Henry Kissinger, we should remember, was himself a soldier in the American army. He was an intelligence officer (quel surprise) and served in the Battle of the Bulge, staying behind at some personal risk after his unit bugged out to interrogate captured German soldiers. Point is, he probably understood what John McCain the prisoner would want without having to be told.
John McCain's military service and "sacrifice" does not, ipso facto, qualify him to be president. It does, however, tell us a great deal about the things he values most when he has to make decisions under extremely adverse conditions, and that is certainly useful for voters to know.
A very good question, and not off-topic at all. Indeed, the proposition of the post is that McCain staying behind in Hanoi gives insight into his later actions. While I have had the pleasure of having dinner, once, with Henry Kissinger, I cannot say that I have any particular insight into the question you asked. I can say this, though: He loves the United States with more passion than most native-born Americans.

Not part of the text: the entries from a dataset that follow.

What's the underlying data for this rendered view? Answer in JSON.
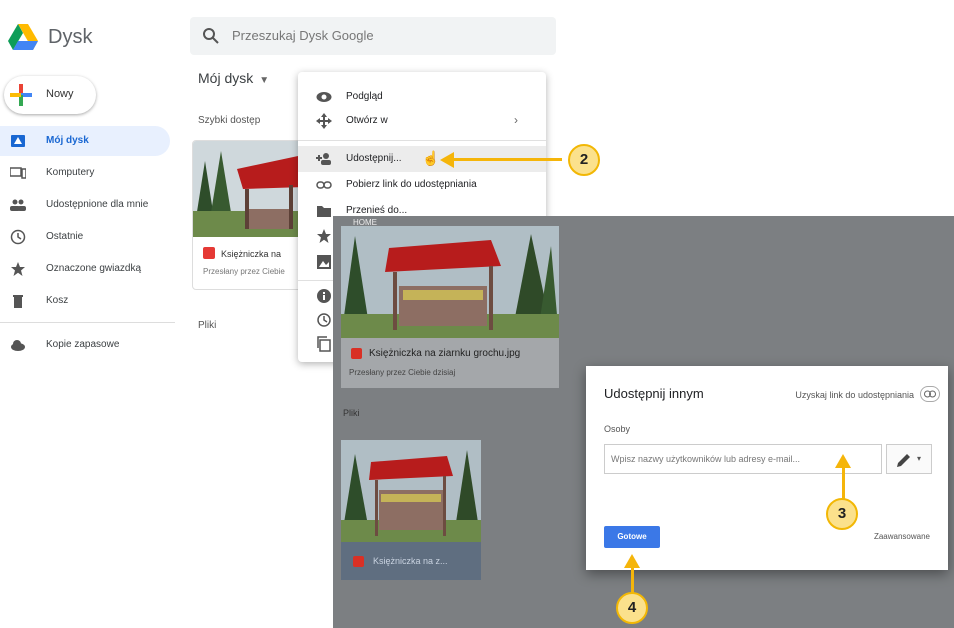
{
  "drive": {
    "brand": "Dysk",
    "search_placeholder": "Przeszukaj Dysk Google",
    "new_button": "Nowy",
    "nav": [
      {
        "label": "Mój dysk",
        "icon": "my-drive-icon",
        "active": true
      },
      {
        "label": "Komputery",
        "icon": "computers-icon"
      },
      {
        "label": "Udostępnione dla mnie",
        "icon": "shared-icon"
      },
      {
        "label": "Ostatnie",
        "icon": "clock-icon"
      },
      {
        "label": "Oznaczone gwiazdką",
        "icon": "star-icon"
      },
      {
        "label": "Kosz",
        "icon": "trash-icon"
      },
      {
        "label": "Kopie zapasowe",
        "icon": "cloud-icon"
      }
    ],
    "main_title": "Mój dysk",
    "quick_access": "Szybki dostęp",
    "files_section": "Pliki",
    "quick_card": {
      "name": "Księżniczka na",
      "sub": "Przesłany przez Ciebie"
    },
    "context_menu": [
      {
        "label": "Podgląd",
        "icon": "eye-icon"
      },
      {
        "label": "Otwórz w",
        "icon": "move-icon",
        "arrow": "›"
      },
      {
        "label": "Udostępnij...",
        "icon": "add-person-icon",
        "highlight": true
      },
      {
        "label": "Pobierz link do udostępniania",
        "icon": "link-icon"
      },
      {
        "label": "Przenieś do...",
        "icon": "folder-icon"
      }
    ]
  },
  "share": {
    "home_label": "HOME",
    "card": {
      "name": "Księżniczka na ziarnku grochu.jpg",
      "sub": "Przesłany przez Ciebie dzisiaj"
    },
    "files_section": "Pliki",
    "small_card": {
      "name": "Księżniczka na z..."
    },
    "dialog": {
      "title": "Udostępnij innym",
      "get_link": "Uzyskaj link do udostępniania",
      "people_label": "Osoby",
      "input_placeholder": "Wpisz nazwy użytkowników lub adresy e-mail...",
      "done_button": "Gotowe",
      "advanced": "Zaawansowane"
    }
  },
  "callouts": [
    "2",
    "3",
    "4"
  ],
  "colors": {
    "accent": "#3b78e7",
    "callout": "#fbe18c",
    "callout_border": "#f2b705",
    "overlay": "#7c7f82"
  }
}
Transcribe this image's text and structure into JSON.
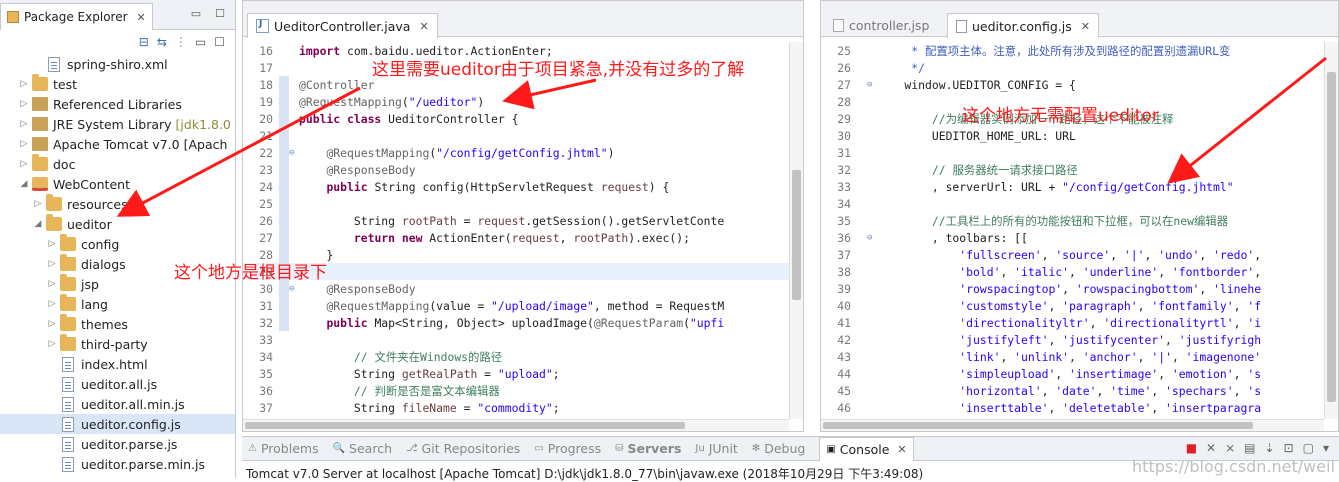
{
  "package_explorer": {
    "title": "Package Explorer",
    "tree": [
      {
        "label": "spring-shiro.xml",
        "indent": 2,
        "icon": "xml-file-icon",
        "twisty": ""
      },
      {
        "label": "test",
        "indent": 1,
        "icon": "folder-icon",
        "twisty": "closed"
      },
      {
        "label": "Referenced Libraries",
        "indent": 1,
        "icon": "library-icon",
        "twisty": "closed"
      },
      {
        "label": "JRE System Library",
        "suffix": "[jdk1.8.0",
        "indent": 1,
        "icon": "library-icon",
        "twisty": "closed"
      },
      {
        "label": "Apache Tomcat v7.0 [Apach",
        "indent": 1,
        "icon": "library-icon",
        "twisty": "closed"
      },
      {
        "label": "doc",
        "indent": 1,
        "icon": "folder-icon",
        "twisty": "closed"
      },
      {
        "label": "WebContent",
        "indent": 1,
        "icon": "webcontent-folder-icon",
        "twisty": "open"
      },
      {
        "label": "resources",
        "indent": 2,
        "icon": "folder-icon",
        "twisty": "closed"
      },
      {
        "label": "ueditor",
        "indent": 2,
        "icon": "folder-icon",
        "twisty": "open"
      },
      {
        "label": "config",
        "indent": 3,
        "icon": "folder-icon",
        "twisty": "closed"
      },
      {
        "label": "dialogs",
        "indent": 3,
        "icon": "folder-icon",
        "twisty": "closed"
      },
      {
        "label": "jsp",
        "indent": 3,
        "icon": "folder-icon",
        "twisty": "closed"
      },
      {
        "label": "lang",
        "indent": 3,
        "icon": "folder-icon",
        "twisty": "closed"
      },
      {
        "label": "themes",
        "indent": 3,
        "icon": "folder-icon",
        "twisty": "closed"
      },
      {
        "label": "third-party",
        "indent": 3,
        "icon": "folder-icon",
        "twisty": "closed"
      },
      {
        "label": "index.html",
        "indent": 3,
        "icon": "file-icon",
        "twisty": ""
      },
      {
        "label": "ueditor.all.js",
        "indent": 3,
        "icon": "file-icon",
        "twisty": ""
      },
      {
        "label": "ueditor.all.min.js",
        "indent": 3,
        "icon": "file-icon",
        "twisty": ""
      },
      {
        "label": "ueditor.config.js",
        "indent": 3,
        "icon": "file-icon",
        "twisty": "",
        "selected": true
      },
      {
        "label": "ueditor.parse.js",
        "indent": 3,
        "icon": "file-icon",
        "twisty": ""
      },
      {
        "label": "ueditor.parse.min.js",
        "indent": 3,
        "icon": "file-icon",
        "twisty": ""
      }
    ]
  },
  "editor_left": {
    "tab": "UeditorController.java",
    "lines": [
      {
        "n": "16",
        "html": "<span class='kw'>import</span> com.baidu.ueditor.ActionEnter;"
      },
      {
        "n": "17",
        "html": ""
      },
      {
        "n": "18",
        "html": "<span class='ann'>@Controller</span>",
        "marker": true
      },
      {
        "n": "19",
        "html": "<span class='ann'>@RequestMapping</span>(<span class='str'>\"/ueditor\"</span>)",
        "marker": true
      },
      {
        "n": "20",
        "html": "<span class='kw'>public class</span> UeditorController {",
        "marker": true
      },
      {
        "n": "21",
        "html": "",
        "marker": true
      },
      {
        "n": "22",
        "html": "    <span class='ann'>@RequestMapping</span>(<span class='str'>\"/config/getConfig.jhtml\"</span>)",
        "marker": true,
        "fold": true
      },
      {
        "n": "23",
        "html": "    <span class='ann'>@ResponseBody</span>",
        "marker": true
      },
      {
        "n": "24",
        "html": "    <span class='kw'>public</span> String config(HttpServletRequest <span style='color:#6a3e3e'>request</span>) {",
        "marker": true
      },
      {
        "n": "25",
        "html": "",
        "marker": true
      },
      {
        "n": "26",
        "html": "        String <span style='color:#6a3e3e'>rootPath</span> = <span style='color:#6a3e3e'>request</span>.getSession().getServletConte",
        "marker": true
      },
      {
        "n": "27",
        "html": "        <span class='kw'>return new</span> ActionEnter(<span style='color:#6a3e3e'>request</span>, <span style='color:#6a3e3e'>rootPath</span>).exec();",
        "marker": true
      },
      {
        "n": "28",
        "html": "    }",
        "marker": true
      },
      {
        "n": "29",
        "html": "",
        "marker": true,
        "hl": true
      },
      {
        "n": "30",
        "html": "    <span class='ann'>@ResponseBody</span>",
        "marker": true,
        "fold": true
      },
      {
        "n": "31",
        "html": "    <span class='ann'>@RequestMapping</span>(value = <span class='str'>\"/upload/image\"</span>, method = RequestM",
        "marker": true
      },
      {
        "n": "32",
        "html": "    <span class='kw'>public</span> Map&lt;String, Object&gt; uploadImage(<span class='ann'>@RequestParam</span>(<span class='str'>\"upfi</span>",
        "marker": true
      },
      {
        "n": "33",
        "html": ""
      },
      {
        "n": "34",
        "html": "        <span class='cmt'>// 文件夹在Windows的路径</span>"
      },
      {
        "n": "35",
        "html": "        String <span style='color:#6a3e3e'>getRealPath</span> = <span class='str'>\"upload\"</span>;"
      },
      {
        "n": "36",
        "html": "        <span class='cmt'>// 判断是否是富文本编辑器</span>"
      },
      {
        "n": "37",
        "html": "        String <span style='color:#6a3e3e'>fileName</span> = <span class='str'>\"commodity\"</span>;"
      }
    ]
  },
  "editor_right": {
    "tabs": [
      "controller.jsp",
      "ueditor.config.js"
    ],
    "lines": [
      {
        "n": "25",
        "html": "     <span class='jscm'>* 配置项主体。注意，此处所有涉及到路径的配置别遗漏URL变</span>"
      },
      {
        "n": "26",
        "html": "     <span class='jscm'>*/</span>"
      },
      {
        "n": "27",
        "html": "    window.UEDITOR_CONFIG = {",
        "fold": true
      },
      {
        "n": "28",
        "html": ""
      },
      {
        "n": "29",
        "html": "        <span class='cmt'>//为编辑器实例添加一个路径，这个不能被注释</span>"
      },
      {
        "n": "30",
        "html": "        UEDITOR_HOME_URL: URL"
      },
      {
        "n": "31",
        "html": ""
      },
      {
        "n": "32",
        "html": "        <span class='cmt'>// 服务器统一请求接口路径</span>"
      },
      {
        "n": "33",
        "html": "        , serverUrl: URL + <span class='str'>\"/config/getConfig.jhtml\"</span>"
      },
      {
        "n": "34",
        "html": ""
      },
      {
        "n": "35",
        "html": "        <span class='cmt'>//工具栏上的所有的功能按钮和下拉框，可以在new编辑器</span>"
      },
      {
        "n": "36",
        "html": "        , toolbars: [[",
        "fold": true
      },
      {
        "n": "37",
        "html": "            <span class='str'>'fullscreen'</span>, <span class='str'>'source'</span>, <span class='str'>'|'</span>, <span class='str'>'undo'</span>, <span class='str'>'redo'</span>,"
      },
      {
        "n": "38",
        "html": "            <span class='str'>'bold'</span>, <span class='str'>'italic'</span>, <span class='str'>'underline'</span>, <span class='str'>'fontborder'</span>,"
      },
      {
        "n": "39",
        "html": "            <span class='str'>'rowspacingtop'</span>, <span class='str'>'rowspacingbottom'</span>, <span class='str'>'linehe</span>"
      },
      {
        "n": "40",
        "html": "            <span class='str'>'customstyle'</span>, <span class='str'>'paragraph'</span>, <span class='str'>'fontfamily'</span>, <span class='str'>'f</span>"
      },
      {
        "n": "41",
        "html": "            <span class='str'>'directionalityltr'</span>, <span class='str'>'directionalityrtl'</span>, <span class='str'>'i</span>"
      },
      {
        "n": "42",
        "html": "            <span class='str'>'justifyleft'</span>, <span class='str'>'justifycenter'</span>, <span class='str'>'justifyrigh</span>"
      },
      {
        "n": "43",
        "html": "            <span class='str'>'link'</span>, <span class='str'>'unlink'</span>, <span class='str'>'anchor'</span>, <span class='str'>'|'</span>, <span class='str'>'imagenone'</span>"
      },
      {
        "n": "44",
        "html": "            <span class='str'>'simpleupload'</span>, <span class='str'>'insertimage'</span>, <span class='str'>'emotion'</span>, <span class='str'>'s</span>"
      },
      {
        "n": "45",
        "html": "            <span class='str'>'horizontal'</span>, <span class='str'>'date'</span>, <span class='str'>'time'</span>, <span class='str'>'spechars'</span>, <span class='str'>'s</span>"
      },
      {
        "n": "46",
        "html": "            <span class='str'>'inserttable'</span>, <span class='str'>'deletetable'</span>, <span class='str'>'insertparagra</span>"
      }
    ]
  },
  "console": {
    "tabs": [
      "Problems",
      "Search",
      "Git Repositories",
      "Progress",
      "Servers",
      "JUnit",
      "Debug",
      "Console"
    ],
    "active_tab": "Console",
    "status_line": "Tomcat v7.0 Server at localhost [Apache Tomcat] D:\\jdk\\jdk1.8.0_77\\bin\\javaw.exe (2018年10月29日 下午3:49:08)"
  },
  "annotations": {
    "note_top": "这里需要ueditor由于项目紧急,并没有过多的了解",
    "note_right": "这个地方无需配置ueditor",
    "note_left": "这个地方是根目录下"
  },
  "watermark": "https://blog.csdn.net/weil",
  "colors": {
    "annotation": "#ff1a1a",
    "keyword": "#7f0055",
    "string": "#2a00ff",
    "comment": "#3f7f5f"
  }
}
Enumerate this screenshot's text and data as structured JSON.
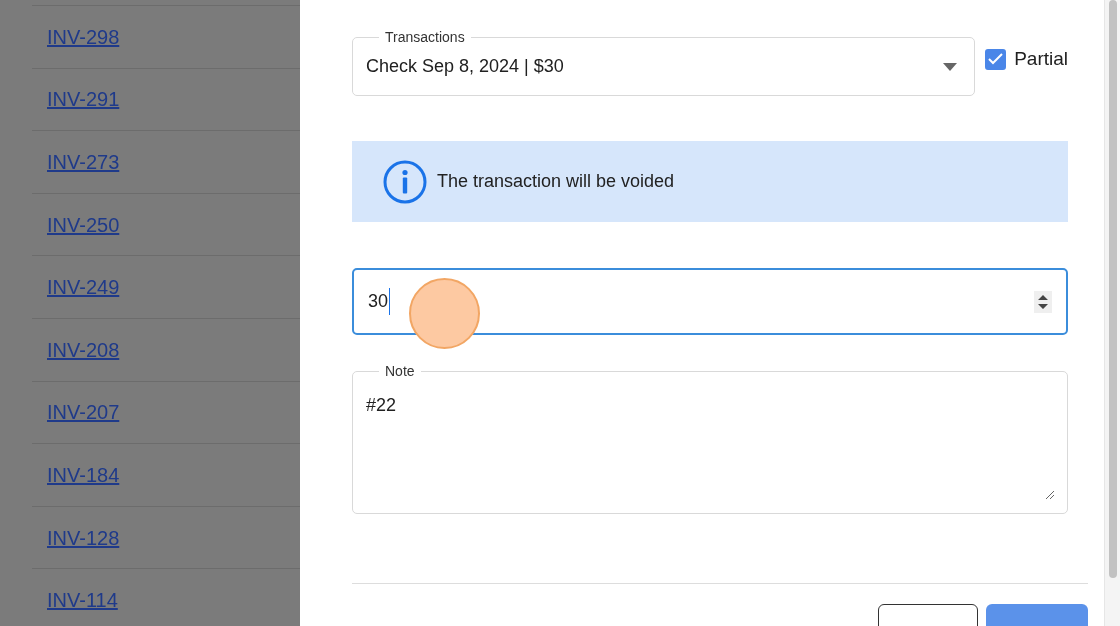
{
  "invoices": [
    {
      "label": "INV-298"
    },
    {
      "label": "INV-291"
    },
    {
      "label": "INV-273"
    },
    {
      "label": "INV-250"
    },
    {
      "label": "INV-249"
    },
    {
      "label": "INV-208"
    },
    {
      "label": "INV-207"
    },
    {
      "label": "INV-184"
    },
    {
      "label": "INV-128"
    },
    {
      "label": "INV-114"
    }
  ],
  "dialog": {
    "transactions": {
      "label": "Transactions",
      "value": "Check Sep 8, 2024 | $30"
    },
    "partial": {
      "label": "Partial",
      "checked": true
    },
    "alert": {
      "text": "The transaction will be voided"
    },
    "amount": {
      "value": "30",
      "focused": true
    },
    "note": {
      "label": "Note",
      "value": "#22"
    },
    "buttons": [
      {
        "kind": "outline"
      },
      {
        "kind": "primary"
      }
    ]
  }
}
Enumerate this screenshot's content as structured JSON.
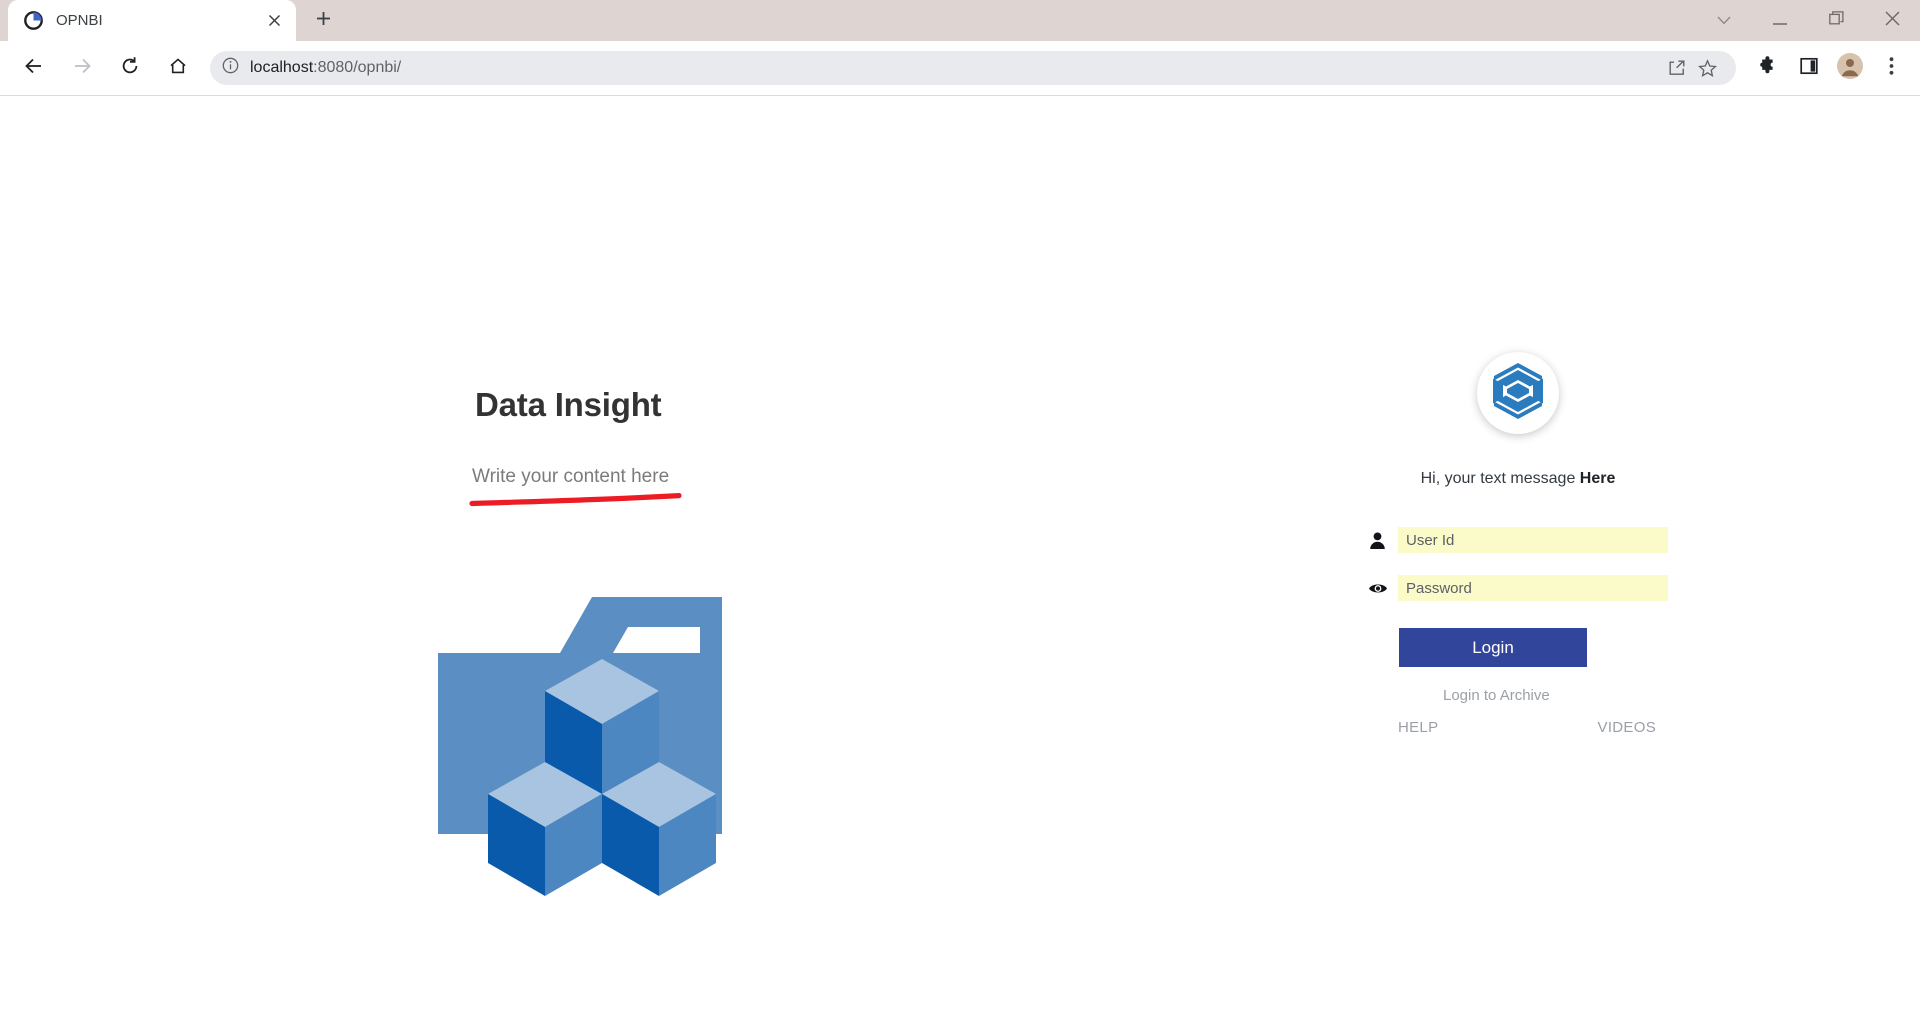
{
  "browser": {
    "tab": {
      "title": "OPNBI",
      "favicon_icon": "pie-chart-favicon",
      "close_icon": "close-icon"
    },
    "new_tab_icon": "plus-icon",
    "window_controls": [
      {
        "name": "tab-search",
        "icon": "chevron-down-icon"
      },
      {
        "name": "minimize",
        "icon": "minimize-icon"
      },
      {
        "name": "maximize",
        "icon": "restore-icon"
      },
      {
        "name": "close",
        "icon": "close-icon"
      }
    ],
    "nav": [
      {
        "name": "back",
        "icon": "arrow-left-icon",
        "enabled": true
      },
      {
        "name": "forward",
        "icon": "arrow-right-icon",
        "enabled": false
      },
      {
        "name": "reload",
        "icon": "reload-icon",
        "enabled": true
      },
      {
        "name": "home",
        "icon": "home-icon",
        "enabled": true
      }
    ],
    "omnibox": {
      "info_icon": "info-circle-icon",
      "host": "localhost",
      "path": ":8080/opnbi/",
      "full_url": "localhost:8080/opnbi/",
      "share_icon": "share-icon",
      "bookmark_icon": "star-icon"
    },
    "toolbar_icons": [
      {
        "name": "extensions",
        "icon": "puzzle-icon"
      },
      {
        "name": "side-panel",
        "icon": "panel-icon"
      },
      {
        "name": "profile",
        "icon": "account-avatar-icon"
      },
      {
        "name": "menu",
        "icon": "three-dot-menu-icon"
      }
    ]
  },
  "page": {
    "title": "Data Insight",
    "subtitle": "Write your content here",
    "underline_color": "#ed1c24",
    "illustration": {
      "name": "data-cubes-illustration",
      "folder_color": "#5b8fc4",
      "cube_top_color": "#a8c4e0",
      "cube_left_color": "#0a5aab",
      "cube_right_color": "#4d87c2"
    }
  },
  "login": {
    "avatar_icon": "webpack-cube-logo-icon",
    "avatar_color": "#2b7bbf",
    "greeting_prefix": "Hi, your text message ",
    "greeting_emphasis": "Here",
    "fields": [
      {
        "name": "user-id",
        "icon": "person-icon",
        "placeholder": "User Id",
        "value": ""
      },
      {
        "name": "password",
        "icon": "eye-icon",
        "placeholder": "Password",
        "value": ""
      }
    ],
    "submit_label": "Login",
    "submit_color": "#31459b",
    "archive_link": "Login to Archive",
    "help_label": "HELP",
    "videos_label": "VIDEOS"
  }
}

I would have swallowed my "honor" for a chance to give the Intel guys an accurate and current memory dump of camp layouts, staffing levels, physical descriptions of real bad guys, POW's that were known to be alive, etc.
Tactical bravery is nice and all, but strategic smarts are better.
The information that Bud Day and John McCain withheld from their captors was information that if disclosed could have cost American lives. But more than withholding tactical information, the POWs who endured torture rather than swallow their honor refused their captors the chance to pose them with the ilk of Jane Fonda and, in league with CBS and NY Times, thereby generate propaganda that would further undermine their fellow American servicemen.
I’d probably have behaved like Purple, but only because I doubt that I could have summoned the extraordinary courage that McCain and his compatriots displayed. Not all POWs showed such resolve. Those who did earned a gratitude that their countrymen have not yet paid them.
While it is true that courage, honor, and sense of duty do not suffice to make McCain a great president, those qualities recommend him for the job. And he is the sole party among the current crop of candidates who has proven himself to have those qualities.
This is all very true about McCain's actions as a POW and what it reveals about his character.
Now, in the one in a billion chance that a McCain advisor is reading this, a bit a campaign advice for him:
DO NOT MENTION THE VIETNAM WAR!!!
Do not mention it.. in ANY way, in ANY form, in ANY shape, do not, do not, do not, do NOT mention the Vietnam War, not so much as one syllable. Not a word.
Vietnam is nothing but cyanide to an American politician. You earned five Congressional Medals of Honor there? Great. Shut up about 'em.
It does not matter where you stood, what you did, how you performed. Mention Vietnam and die politically. That is an absolute.
Here endeth the lesson.
I aplogize if I am being too ambiguous.